* **WORK REQUIRED**
Copy whichever lines of the data hold the word "title".

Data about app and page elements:
%%

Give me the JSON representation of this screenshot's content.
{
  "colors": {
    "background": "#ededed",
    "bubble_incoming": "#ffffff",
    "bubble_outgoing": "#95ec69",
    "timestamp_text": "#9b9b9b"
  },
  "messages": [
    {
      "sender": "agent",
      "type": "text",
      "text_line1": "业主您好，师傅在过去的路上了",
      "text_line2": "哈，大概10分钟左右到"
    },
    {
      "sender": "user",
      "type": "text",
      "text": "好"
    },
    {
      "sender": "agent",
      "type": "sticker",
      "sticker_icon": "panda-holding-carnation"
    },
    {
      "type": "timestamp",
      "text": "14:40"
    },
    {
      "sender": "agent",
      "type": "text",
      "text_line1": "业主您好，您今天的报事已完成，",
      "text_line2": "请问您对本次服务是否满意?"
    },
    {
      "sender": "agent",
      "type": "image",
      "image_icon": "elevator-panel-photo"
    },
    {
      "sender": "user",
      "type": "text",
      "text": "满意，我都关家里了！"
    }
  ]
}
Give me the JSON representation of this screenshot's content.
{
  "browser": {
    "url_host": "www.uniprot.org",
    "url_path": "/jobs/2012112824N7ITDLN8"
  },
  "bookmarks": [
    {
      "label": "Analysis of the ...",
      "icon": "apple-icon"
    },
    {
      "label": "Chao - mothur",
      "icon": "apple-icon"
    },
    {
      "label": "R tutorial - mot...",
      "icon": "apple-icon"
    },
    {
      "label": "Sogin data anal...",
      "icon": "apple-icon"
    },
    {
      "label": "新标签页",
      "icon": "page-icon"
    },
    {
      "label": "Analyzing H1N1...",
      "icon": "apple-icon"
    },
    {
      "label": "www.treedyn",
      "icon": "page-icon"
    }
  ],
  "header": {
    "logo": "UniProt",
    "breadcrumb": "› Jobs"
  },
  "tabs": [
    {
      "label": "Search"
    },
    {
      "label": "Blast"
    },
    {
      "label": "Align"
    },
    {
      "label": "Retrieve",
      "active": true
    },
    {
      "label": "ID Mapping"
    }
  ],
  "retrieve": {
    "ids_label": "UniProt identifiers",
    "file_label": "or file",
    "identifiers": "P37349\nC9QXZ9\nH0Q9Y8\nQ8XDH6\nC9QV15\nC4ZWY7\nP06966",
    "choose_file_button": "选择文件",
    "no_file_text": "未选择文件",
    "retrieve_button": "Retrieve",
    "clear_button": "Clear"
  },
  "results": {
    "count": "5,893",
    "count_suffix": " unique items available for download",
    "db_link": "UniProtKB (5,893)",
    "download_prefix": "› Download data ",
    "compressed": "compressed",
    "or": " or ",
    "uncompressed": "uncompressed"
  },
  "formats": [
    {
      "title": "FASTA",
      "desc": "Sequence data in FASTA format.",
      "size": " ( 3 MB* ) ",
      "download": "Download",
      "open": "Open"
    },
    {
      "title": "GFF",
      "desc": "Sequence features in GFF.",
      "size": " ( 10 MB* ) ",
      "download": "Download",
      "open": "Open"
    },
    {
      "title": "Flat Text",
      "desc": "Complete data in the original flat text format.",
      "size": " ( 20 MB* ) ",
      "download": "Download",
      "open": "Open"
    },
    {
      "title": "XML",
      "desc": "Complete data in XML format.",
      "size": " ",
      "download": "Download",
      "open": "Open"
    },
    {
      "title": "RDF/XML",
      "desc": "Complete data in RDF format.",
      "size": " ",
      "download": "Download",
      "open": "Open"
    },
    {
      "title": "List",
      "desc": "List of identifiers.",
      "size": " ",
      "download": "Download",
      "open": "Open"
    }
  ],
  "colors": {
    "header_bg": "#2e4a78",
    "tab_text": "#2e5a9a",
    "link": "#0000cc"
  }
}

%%

* **TASK RESPONSE**
      "title": "FASTA",
      "title": "GFF",
      "title": "Flat Text",
      "title": "XML",
      "title": "RDF/XML",
      "title": "List",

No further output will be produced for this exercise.